LPC meeting summary 20-02-2018 - final
Main purpose of the meeting: Understand conflicting scheduling requirements for VdM scan for ATLAS and CMS
The calibration transfer from the low mu, low luminosity and isolated bunches of a VdM scan to standard high pile-up, high luminosity fills with trains typically is the dominant uncertainty on the luminosity. In 2016 this was 1.6% out of a total of 2.2%. The calibration is done by comparing the standard lucid measurement to the luminosity measurement based on tracks which is expected to be pile-up and BCID independent. The uncertainty is estimated by instead comparing to the luminosity given by the Tile calorimeter. The Tile luminosity measurement averages over all bunches. Because the vdM scans are carried out at very low luminosity, the corresponding TILE luminosity measurements can be severely affected by a large activation background, the magnitude of which depends on the instantaneous luminosity in the last physics fill before the vdM fill, the length of that fill, and the time elapsed between the end of that physics fill and the vdM fill. In 2016 there were only 7 hours of cool-down before the VdM scan and the S/N was about 1 while the situation was much improved in 2017 where there was 94 hours of cool-down. Still there are non-understood effects at 1% level between groups of tile cells and time-dependent effects at 0.5% level. ATLAS therefore prefers to do the VdM scan right after a TS to minimize the effect of activation.
Using the data from the regular emittance scans in 2017, it was realized that the visible cross section in the PLT increases by 1.4-2% after extended periods with no or only low amounts of radiation, for instance during a technical stop and the 5 TeV reference run. The data suggests that after about two full intensity fills, the visible cross section returns to the usual value. This is thought to be due to an annealing effect in the PLT as the effect is not seen in other luminometers. CMS therefore prefer to do the VdM scan right after significant high intensity running.
To try to accomodate both constraints a new schedule was proposed for the ramp-up after TS1:
ATLAS is still studying the 2017 data to understand if this procedure will work. The initial impression from CMS was that this procedure might work for them. They requested to have the same fill configuration before and after the VdM scan, i.e. 2500 bunches or 1200 bunches, so they can measure the visible cross section before and after for calibration purposes. They also noted that they need a BRST calibration-type fill fairly close in time to the VdM scan.
An alignment fill for the Roman pots will likely be needed before the ramp-up starts, but since there is not luminosity for these, this should not be an issue.

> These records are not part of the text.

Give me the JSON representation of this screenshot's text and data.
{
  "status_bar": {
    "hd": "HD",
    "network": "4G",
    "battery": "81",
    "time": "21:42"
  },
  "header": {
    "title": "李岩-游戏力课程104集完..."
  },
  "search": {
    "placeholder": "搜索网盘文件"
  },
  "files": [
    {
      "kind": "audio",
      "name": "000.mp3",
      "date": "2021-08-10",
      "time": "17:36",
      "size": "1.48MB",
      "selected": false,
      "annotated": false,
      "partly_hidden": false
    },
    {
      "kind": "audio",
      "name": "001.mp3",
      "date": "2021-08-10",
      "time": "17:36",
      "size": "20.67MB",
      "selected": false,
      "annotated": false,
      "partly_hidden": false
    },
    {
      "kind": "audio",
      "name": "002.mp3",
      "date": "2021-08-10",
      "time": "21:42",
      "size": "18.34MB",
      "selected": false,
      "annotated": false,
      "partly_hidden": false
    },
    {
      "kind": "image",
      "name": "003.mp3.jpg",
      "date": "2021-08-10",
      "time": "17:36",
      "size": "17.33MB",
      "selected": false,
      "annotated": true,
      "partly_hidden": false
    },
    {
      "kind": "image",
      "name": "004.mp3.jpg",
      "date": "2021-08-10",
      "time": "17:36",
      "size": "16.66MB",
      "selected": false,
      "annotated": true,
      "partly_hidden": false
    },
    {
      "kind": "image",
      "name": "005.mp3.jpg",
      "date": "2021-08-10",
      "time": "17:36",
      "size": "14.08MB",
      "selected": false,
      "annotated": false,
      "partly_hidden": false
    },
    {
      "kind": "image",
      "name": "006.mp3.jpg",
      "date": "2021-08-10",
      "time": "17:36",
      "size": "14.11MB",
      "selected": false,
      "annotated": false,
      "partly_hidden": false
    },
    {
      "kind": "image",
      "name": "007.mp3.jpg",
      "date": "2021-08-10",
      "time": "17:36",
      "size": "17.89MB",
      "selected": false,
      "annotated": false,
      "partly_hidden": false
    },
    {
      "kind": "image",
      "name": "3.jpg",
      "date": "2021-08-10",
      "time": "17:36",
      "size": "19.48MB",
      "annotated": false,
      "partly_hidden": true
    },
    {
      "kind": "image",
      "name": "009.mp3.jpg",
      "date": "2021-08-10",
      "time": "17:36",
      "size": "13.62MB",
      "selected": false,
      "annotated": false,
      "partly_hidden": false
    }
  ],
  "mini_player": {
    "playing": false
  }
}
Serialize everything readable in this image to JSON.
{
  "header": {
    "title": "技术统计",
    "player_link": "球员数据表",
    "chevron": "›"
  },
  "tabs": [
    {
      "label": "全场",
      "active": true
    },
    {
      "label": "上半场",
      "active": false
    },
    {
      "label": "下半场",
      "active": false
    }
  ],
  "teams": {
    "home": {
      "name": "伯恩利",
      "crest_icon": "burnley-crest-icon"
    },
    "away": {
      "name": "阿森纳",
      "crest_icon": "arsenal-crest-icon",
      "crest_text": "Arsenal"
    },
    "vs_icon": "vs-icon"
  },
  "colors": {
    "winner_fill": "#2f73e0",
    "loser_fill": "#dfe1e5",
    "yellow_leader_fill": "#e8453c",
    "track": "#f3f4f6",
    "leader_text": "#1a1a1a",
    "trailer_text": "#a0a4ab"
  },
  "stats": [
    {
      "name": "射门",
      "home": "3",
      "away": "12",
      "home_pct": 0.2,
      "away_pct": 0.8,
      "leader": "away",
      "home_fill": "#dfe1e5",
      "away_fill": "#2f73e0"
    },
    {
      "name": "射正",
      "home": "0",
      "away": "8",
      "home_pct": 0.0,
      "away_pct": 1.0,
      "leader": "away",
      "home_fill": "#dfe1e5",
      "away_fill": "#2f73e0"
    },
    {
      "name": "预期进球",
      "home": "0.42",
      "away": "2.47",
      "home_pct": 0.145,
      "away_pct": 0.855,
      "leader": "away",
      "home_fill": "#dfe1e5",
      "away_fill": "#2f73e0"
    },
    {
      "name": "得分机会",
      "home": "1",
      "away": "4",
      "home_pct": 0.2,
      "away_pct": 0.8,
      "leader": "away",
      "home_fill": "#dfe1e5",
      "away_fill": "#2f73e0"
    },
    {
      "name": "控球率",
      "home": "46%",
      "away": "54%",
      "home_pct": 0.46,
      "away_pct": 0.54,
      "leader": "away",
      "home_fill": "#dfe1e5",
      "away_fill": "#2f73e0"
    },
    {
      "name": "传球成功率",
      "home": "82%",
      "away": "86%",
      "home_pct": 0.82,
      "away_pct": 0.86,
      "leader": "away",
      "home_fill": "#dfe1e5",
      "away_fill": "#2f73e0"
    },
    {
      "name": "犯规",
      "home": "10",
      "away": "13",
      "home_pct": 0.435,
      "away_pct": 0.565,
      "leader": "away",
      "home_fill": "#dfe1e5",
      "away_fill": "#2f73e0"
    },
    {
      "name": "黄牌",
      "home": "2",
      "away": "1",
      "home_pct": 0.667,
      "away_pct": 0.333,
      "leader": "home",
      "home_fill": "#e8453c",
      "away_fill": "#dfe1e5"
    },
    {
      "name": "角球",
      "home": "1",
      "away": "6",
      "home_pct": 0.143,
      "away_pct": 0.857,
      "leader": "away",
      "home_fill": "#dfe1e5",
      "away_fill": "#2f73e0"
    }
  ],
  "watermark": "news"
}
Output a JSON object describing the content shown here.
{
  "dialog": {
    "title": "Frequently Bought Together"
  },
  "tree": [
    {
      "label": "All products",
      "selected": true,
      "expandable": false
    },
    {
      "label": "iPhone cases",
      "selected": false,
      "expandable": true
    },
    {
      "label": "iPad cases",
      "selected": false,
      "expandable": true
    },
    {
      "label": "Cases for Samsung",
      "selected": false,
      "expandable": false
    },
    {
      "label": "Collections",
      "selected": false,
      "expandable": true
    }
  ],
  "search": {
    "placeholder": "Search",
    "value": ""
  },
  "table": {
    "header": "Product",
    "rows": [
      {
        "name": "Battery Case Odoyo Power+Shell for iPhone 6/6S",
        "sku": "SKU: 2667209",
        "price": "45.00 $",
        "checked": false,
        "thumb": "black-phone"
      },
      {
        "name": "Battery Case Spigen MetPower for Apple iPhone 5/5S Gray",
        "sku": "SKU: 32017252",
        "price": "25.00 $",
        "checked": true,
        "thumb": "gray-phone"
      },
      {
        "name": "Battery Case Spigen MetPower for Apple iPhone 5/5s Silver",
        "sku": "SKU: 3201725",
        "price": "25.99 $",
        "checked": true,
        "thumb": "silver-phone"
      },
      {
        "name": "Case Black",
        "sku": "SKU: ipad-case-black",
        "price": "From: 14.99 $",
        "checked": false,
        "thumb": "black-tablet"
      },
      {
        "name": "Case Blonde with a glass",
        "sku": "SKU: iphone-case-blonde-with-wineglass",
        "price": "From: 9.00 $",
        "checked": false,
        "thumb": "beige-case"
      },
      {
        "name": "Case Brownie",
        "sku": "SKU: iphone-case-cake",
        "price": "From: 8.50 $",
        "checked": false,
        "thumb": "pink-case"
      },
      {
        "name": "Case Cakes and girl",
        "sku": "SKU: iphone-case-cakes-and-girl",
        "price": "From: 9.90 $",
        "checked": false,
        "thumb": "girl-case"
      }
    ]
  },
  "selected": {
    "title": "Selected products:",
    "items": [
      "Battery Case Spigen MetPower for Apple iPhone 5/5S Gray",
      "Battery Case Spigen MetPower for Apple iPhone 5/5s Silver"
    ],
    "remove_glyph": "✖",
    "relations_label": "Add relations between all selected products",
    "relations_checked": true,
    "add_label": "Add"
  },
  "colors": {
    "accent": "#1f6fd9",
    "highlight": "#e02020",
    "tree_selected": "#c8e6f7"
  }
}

Calibration data for Totem with different beta* values also needs to be taken after TS1 if beta* anti-leveling will start to be used after TS1, but most likely this can be done later in the year.